WORK TO COMPLETE:
Could you retype the records word for word but without any pictures?

════════════════

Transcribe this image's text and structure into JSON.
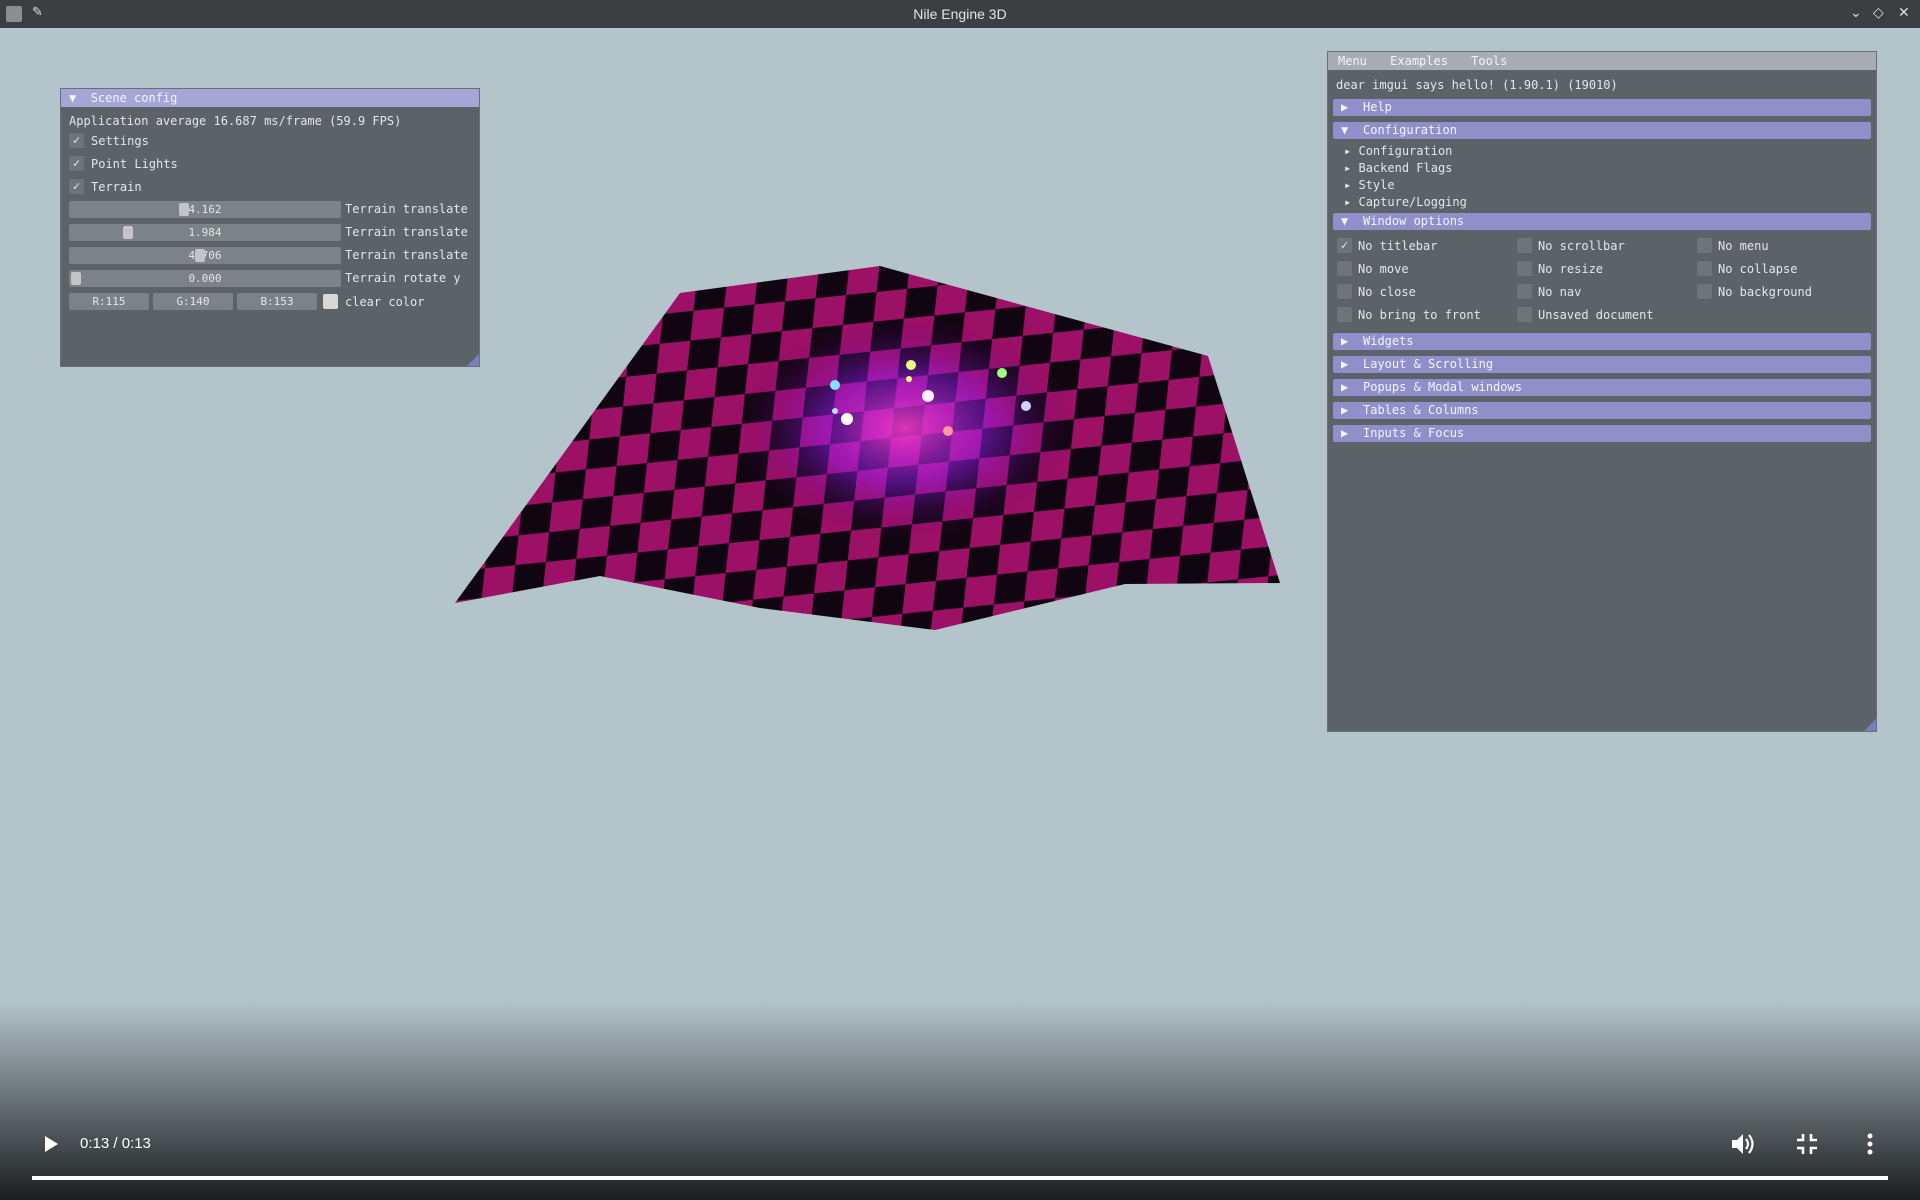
{
  "window": {
    "title": "Nile Engine 3D"
  },
  "scene_config": {
    "title": "Scene config",
    "fps_text": "Application average 16.687 ms/frame (59.9 FPS)",
    "checkboxes": [
      {
        "label": "Settings",
        "checked": true
      },
      {
        "label": "Point Lights",
        "checked": true
      },
      {
        "label": "Terrain",
        "checked": true
      }
    ],
    "sliders": [
      {
        "value": "4.162",
        "label": "Terrain translate x"
      },
      {
        "value": "1.984",
        "label": "Terrain translate y"
      },
      {
        "value": "4.706",
        "label": "Terrain translate z"
      },
      {
        "value": "0.000",
        "label": "Terrain rotate y"
      }
    ],
    "color": {
      "r": "R:115",
      "g": "G:140",
      "b": "B:153",
      "label": "clear color"
    }
  },
  "demo_window": {
    "menu": [
      "Menu",
      "Examples",
      "Tools"
    ],
    "hello_text": "dear imgui says hello! (1.90.1) (19010)",
    "headers": {
      "help": "Help",
      "configuration": "Configuration",
      "window_options": "Window options",
      "widgets": "Widgets",
      "layout": "Layout & Scrolling",
      "popups": "Popups & Modal windows",
      "tables": "Tables & Columns",
      "inputs": "Inputs & Focus"
    },
    "config_items": [
      "Configuration",
      "Backend Flags",
      "Style",
      "Capture/Logging"
    ],
    "window_options": [
      {
        "label": "No titlebar",
        "checked": true
      },
      {
        "label": "No scrollbar",
        "checked": false
      },
      {
        "label": "No menu",
        "checked": false
      },
      {
        "label": "No move",
        "checked": false
      },
      {
        "label": "No resize",
        "checked": false
      },
      {
        "label": "No collapse",
        "checked": false
      },
      {
        "label": "No close",
        "checked": false
      },
      {
        "label": "No nav",
        "checked": false
      },
      {
        "label": "No background",
        "checked": false
      },
      {
        "label": "No bring to front",
        "checked": false
      },
      {
        "label": "Unsaved document",
        "checked": false
      }
    ]
  },
  "player": {
    "time": "0:13 / 0:13",
    "progress": 1.0,
    "icons": {
      "play": "play-icon",
      "volume": "volume-icon",
      "exit_fullscreen": "exit-fullscreen-icon",
      "more": "more-options-icon"
    }
  },
  "colors": {
    "background": "#b4c4cb",
    "accent": "#a5a6d6",
    "terrain": "#a0105a"
  }
}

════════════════

TASK RESPONSE:
Transcribe this image's text and structure into JSON.
{
  "window": {
    "title": "Nile Engine 3D"
  },
  "scene_config": {
    "title": "Scene config",
    "fps_text": "Application average 16.687 ms/frame (59.9 FPS)",
    "checkboxes": [
      {
        "label": "Settings",
        "checked": true
      },
      {
        "label": "Point Lights",
        "checked": true
      },
      {
        "label": "Terrain",
        "checked": true
      }
    ],
    "sliders": [
      {
        "value": "4.162",
        "label": "Terrain translate x"
      },
      {
        "value": "1.984",
        "label": "Terrain translate y"
      },
      {
        "value": "4.706",
        "label": "Terrain translate z"
      },
      {
        "value": "0.000",
        "label": "Terrain rotate y"
      }
    ],
    "color": {
      "r": "R:115",
      "g": "G:140",
      "b": "B:153",
      "label": "clear color"
    }
  },
  "demo_window": {
    "menu": [
      "Menu",
      "Examples",
      "Tools"
    ],
    "hello_text": "dear imgui says hello! (1.90.1) (19010)",
    "headers": {
      "help": "Help",
      "configuration": "Configuration",
      "window_options": "Window options",
      "widgets": "Widgets",
      "layout": "Layout & Scrolling",
      "popups": "Popups & Modal windows",
      "tables": "Tables & Columns",
      "inputs": "Inputs & Focus"
    },
    "config_items": [
      "Configuration",
      "Backend Flags",
      "Style",
      "Capture/Logging"
    ],
    "window_options": [
      {
        "label": "No titlebar",
        "checked": true
      },
      {
        "label": "No scrollbar",
        "checked": false
      },
      {
        "label": "No menu",
        "checked": false
      },
      {
        "label": "No move",
        "checked": false
      },
      {
        "label": "No resize",
        "checked": false
      },
      {
        "label": "No collapse",
        "checked": false
      },
      {
        "label": "No close",
        "checked": false
      },
      {
        "label": "No nav",
        "checked": false
      },
      {
        "label": "No background",
        "checked": false
      },
      {
        "label": "No bring to front",
        "checked": false
      },
      {
        "label": "Unsaved document",
        "checked": false
      }
    ]
  },
  "player": {
    "time": "0:13 / 0:13",
    "progress": 1.0,
    "icons": {
      "play": "play-icon",
      "volume": "volume-icon",
      "exit_fullscreen": "exit-fullscreen-icon",
      "more": "more-options-icon"
    }
  },
  "colors": {
    "background": "#b4c4cb",
    "accent": "#a5a6d6",
    "terrain": "#a0105a"
  }
}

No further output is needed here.